Scotland. Yes. Or no.

Published 09.09.2014

Scotland. Yes or No. I’m a fiercely proud half-Scot living in England. I have no vote. But I do have an opinion. I don’t think a decision on whether a partnership is best taken when it is in good health. As it is, relatively speaking, today. Because partnerships are best tested in the bad times. Not the best times.

We’re not at war. We’re not in recession. We’re not in dire need (yes there are pockets of desperate need – I am not being blind to it, just working in short-hand). We’re not struggling for vision for our individual nations. But after 300 years on standing together, fighting together, working together it seems so sad to break such a powerful union.

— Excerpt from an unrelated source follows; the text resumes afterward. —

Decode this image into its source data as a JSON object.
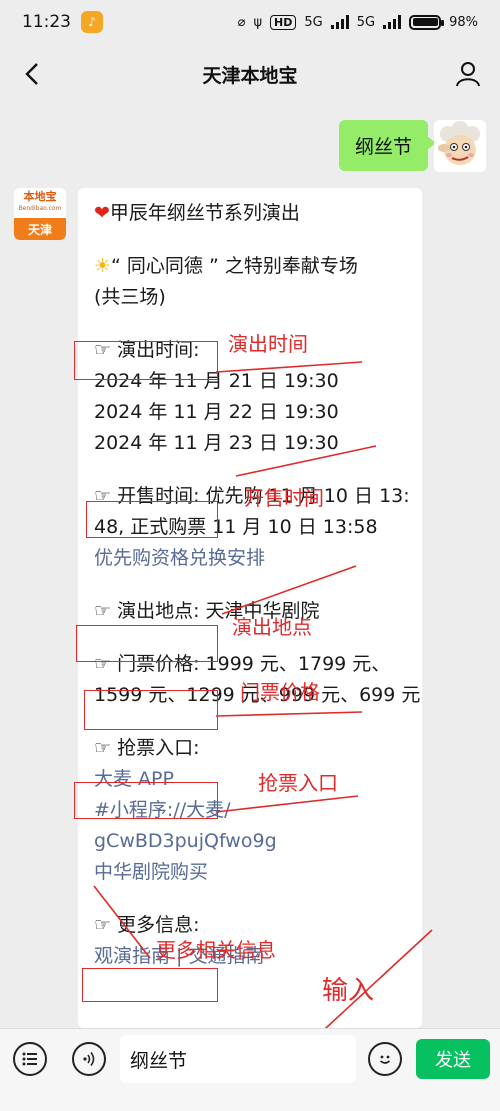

Ask a married man or woman that have been together for 50 years, is there a moment you think you’d have been better off alone, living to your own agenda? An easy to predict answer. Surely yes. But then ask them has you life been richer for being together, and I imagine surely yes, again. Like all friendships and partnerships, there’s give and take. No one person’s (or country’s) agenda can be met in full. It’s called compromise. And it’s a beautiful thing when you remember why you’re doing it. For the betterment of everyone’s agenda.

I am delighted to see more power moving into Scotland’s hand. Yes. Good. The economy deserves it. Scotland has a powerful parliament. And some brilliant and bewildering differences to the UK. A sense of pride like most other nations can only dream of. An education system built for Scotland. Not Westminster. And industry that needs reinventing. Breaking the union won’t drive that reinvention.Necessity will. Is. And does.

So if I had a vote, I’d vote to walk arm in arm with my partners that are committed to standing next to me in dark times. While carving out what it means to be Scottish in a new era of further devolved power – giving me the best of both worlds.

Scotland. Please don’t leave the Union. I think it’s a partnership to be admired. And right now, like a marriage, it needs to be worked at. But beautiful, if imperfect like every partnership there’s ever been, it remains. This isn’t a vote for England. Westminster. The conservatives. Or anything other than do we want to stand alone, or together with old friends.

I say don’t vote with a YES or a NO in mind. Vote with logic. And vote for standing arm in arm. For good times, and bad.